[Opening Supplied records section]
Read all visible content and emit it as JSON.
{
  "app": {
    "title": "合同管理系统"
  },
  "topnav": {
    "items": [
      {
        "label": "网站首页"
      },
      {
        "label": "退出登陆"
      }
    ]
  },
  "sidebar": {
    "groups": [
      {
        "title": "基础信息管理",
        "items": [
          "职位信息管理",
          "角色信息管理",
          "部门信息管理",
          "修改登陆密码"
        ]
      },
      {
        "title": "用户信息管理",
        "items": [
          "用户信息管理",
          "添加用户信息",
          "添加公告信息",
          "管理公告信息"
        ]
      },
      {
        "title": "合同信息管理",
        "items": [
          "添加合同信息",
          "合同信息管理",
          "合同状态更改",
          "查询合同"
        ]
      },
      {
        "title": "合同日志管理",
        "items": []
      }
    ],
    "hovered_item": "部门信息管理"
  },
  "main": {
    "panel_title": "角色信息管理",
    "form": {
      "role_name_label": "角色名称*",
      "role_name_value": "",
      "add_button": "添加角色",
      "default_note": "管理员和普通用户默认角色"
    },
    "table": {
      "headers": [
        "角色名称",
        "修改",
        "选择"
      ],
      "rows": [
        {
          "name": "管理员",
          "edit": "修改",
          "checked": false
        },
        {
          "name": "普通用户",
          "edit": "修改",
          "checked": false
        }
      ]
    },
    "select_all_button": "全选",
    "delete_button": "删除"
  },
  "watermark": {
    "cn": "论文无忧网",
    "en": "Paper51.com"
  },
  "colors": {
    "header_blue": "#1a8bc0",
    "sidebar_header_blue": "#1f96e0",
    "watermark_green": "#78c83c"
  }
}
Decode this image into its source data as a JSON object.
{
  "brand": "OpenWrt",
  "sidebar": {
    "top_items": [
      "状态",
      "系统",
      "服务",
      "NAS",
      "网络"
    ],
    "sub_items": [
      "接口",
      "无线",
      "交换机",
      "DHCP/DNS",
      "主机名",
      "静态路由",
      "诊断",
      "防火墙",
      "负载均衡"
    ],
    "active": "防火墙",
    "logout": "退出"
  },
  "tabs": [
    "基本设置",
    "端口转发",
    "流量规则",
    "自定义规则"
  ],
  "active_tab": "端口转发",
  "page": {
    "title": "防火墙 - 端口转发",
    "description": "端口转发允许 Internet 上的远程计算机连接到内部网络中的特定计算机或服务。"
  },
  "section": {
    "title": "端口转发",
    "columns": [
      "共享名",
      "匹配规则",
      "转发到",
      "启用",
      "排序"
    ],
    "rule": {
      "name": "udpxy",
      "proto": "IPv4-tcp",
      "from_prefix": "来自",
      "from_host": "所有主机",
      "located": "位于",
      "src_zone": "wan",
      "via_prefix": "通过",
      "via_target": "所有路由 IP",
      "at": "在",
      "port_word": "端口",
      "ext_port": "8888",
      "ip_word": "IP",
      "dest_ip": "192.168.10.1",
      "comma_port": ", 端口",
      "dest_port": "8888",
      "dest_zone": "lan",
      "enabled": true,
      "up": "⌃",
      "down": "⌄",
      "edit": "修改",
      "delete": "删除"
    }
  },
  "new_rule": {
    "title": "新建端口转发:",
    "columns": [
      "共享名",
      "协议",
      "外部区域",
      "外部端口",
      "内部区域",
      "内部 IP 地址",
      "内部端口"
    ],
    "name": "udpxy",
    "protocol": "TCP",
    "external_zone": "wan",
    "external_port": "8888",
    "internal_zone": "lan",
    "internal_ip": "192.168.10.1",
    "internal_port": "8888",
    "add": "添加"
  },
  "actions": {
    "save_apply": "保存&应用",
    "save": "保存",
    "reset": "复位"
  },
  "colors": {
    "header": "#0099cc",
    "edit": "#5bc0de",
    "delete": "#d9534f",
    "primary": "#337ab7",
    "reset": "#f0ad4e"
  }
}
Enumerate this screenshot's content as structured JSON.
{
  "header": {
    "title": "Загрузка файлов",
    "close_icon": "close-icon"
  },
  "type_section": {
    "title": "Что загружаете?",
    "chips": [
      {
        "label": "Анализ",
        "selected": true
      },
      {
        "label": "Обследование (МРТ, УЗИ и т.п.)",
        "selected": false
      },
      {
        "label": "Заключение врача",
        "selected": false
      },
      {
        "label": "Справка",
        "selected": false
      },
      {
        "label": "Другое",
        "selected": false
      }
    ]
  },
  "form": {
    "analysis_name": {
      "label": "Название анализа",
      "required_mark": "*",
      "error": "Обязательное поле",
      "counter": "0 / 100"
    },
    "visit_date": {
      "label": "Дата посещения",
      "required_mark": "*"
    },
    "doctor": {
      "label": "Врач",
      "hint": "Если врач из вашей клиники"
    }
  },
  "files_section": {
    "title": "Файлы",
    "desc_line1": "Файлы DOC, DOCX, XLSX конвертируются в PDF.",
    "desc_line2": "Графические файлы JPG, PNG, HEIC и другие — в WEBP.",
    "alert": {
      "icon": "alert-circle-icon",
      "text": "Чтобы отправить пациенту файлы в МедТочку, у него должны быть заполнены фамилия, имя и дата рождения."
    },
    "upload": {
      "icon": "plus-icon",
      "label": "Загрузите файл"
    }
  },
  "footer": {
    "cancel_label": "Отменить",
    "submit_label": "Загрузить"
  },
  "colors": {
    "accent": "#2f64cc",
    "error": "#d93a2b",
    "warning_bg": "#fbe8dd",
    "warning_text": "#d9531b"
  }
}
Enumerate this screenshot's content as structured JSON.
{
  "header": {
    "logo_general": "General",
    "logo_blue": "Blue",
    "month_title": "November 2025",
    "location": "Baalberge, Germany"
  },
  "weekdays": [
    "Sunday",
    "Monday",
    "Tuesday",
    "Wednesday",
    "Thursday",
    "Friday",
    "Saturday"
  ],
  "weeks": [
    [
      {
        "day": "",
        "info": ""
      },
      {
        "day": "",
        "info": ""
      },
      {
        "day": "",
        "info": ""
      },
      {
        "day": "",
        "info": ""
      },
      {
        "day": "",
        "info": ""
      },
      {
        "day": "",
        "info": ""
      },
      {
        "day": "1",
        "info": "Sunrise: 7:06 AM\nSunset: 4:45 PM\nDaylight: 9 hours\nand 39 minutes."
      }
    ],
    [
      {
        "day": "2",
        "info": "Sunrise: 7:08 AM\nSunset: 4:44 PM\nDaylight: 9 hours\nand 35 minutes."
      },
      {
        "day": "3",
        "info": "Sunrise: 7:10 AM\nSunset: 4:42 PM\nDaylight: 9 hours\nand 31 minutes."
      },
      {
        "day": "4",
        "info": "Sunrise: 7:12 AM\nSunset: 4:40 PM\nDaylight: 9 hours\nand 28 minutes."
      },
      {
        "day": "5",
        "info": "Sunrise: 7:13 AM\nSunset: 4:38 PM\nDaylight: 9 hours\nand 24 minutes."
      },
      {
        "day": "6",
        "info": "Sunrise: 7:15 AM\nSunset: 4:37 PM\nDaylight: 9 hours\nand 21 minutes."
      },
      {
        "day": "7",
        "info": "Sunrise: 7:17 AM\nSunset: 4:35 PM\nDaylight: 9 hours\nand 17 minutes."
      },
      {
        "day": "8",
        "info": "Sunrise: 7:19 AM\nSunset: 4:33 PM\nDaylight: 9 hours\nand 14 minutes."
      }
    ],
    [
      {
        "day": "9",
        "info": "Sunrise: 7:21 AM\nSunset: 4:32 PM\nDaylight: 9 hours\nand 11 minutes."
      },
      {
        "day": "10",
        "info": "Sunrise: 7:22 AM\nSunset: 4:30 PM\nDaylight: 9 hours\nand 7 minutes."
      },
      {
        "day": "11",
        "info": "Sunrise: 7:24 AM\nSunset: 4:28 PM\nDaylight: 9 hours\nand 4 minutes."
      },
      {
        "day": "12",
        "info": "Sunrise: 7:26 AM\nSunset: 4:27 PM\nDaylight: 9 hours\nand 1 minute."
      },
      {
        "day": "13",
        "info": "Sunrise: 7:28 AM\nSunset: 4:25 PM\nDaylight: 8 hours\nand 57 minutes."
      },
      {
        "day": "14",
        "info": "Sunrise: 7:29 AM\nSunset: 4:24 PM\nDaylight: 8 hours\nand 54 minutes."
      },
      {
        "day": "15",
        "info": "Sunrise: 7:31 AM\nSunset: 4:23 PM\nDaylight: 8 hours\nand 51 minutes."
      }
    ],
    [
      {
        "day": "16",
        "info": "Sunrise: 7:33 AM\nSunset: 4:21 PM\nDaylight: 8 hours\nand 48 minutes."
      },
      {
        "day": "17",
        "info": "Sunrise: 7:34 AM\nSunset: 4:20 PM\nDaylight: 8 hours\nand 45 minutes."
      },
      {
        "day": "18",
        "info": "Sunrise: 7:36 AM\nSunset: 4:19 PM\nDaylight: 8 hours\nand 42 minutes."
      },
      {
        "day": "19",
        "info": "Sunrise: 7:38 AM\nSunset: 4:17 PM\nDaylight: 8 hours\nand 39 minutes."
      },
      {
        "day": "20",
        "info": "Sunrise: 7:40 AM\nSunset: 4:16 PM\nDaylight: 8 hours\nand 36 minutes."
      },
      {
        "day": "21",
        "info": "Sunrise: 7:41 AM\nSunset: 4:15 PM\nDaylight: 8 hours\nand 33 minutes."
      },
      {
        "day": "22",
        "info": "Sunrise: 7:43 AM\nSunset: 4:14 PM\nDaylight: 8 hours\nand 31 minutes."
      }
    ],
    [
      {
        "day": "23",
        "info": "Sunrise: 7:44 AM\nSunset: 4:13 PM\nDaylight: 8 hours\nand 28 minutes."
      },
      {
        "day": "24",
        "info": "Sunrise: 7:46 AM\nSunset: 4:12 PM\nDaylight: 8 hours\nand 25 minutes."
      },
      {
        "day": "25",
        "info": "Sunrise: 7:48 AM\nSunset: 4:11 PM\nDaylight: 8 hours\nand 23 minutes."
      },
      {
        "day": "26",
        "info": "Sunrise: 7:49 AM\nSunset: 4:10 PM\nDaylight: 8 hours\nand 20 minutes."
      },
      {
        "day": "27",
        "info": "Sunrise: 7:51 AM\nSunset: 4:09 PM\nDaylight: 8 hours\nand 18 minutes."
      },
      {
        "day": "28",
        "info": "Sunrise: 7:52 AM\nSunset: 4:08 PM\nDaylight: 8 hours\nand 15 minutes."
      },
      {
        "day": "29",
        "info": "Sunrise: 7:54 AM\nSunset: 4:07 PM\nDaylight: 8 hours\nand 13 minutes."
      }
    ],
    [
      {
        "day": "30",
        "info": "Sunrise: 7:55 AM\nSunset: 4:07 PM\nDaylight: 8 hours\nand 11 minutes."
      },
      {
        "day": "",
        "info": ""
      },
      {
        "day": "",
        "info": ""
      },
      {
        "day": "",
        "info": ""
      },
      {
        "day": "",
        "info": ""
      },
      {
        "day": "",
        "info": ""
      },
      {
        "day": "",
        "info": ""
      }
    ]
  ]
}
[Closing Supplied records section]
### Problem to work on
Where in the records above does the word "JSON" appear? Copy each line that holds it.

### Output of the task
Read all visible content and emit it as JSON.
Decode this image into its source data as a JSON object.
Enumerate this screenshot's content as structured JSON.
Enumerate this screenshot's content as structured JSON.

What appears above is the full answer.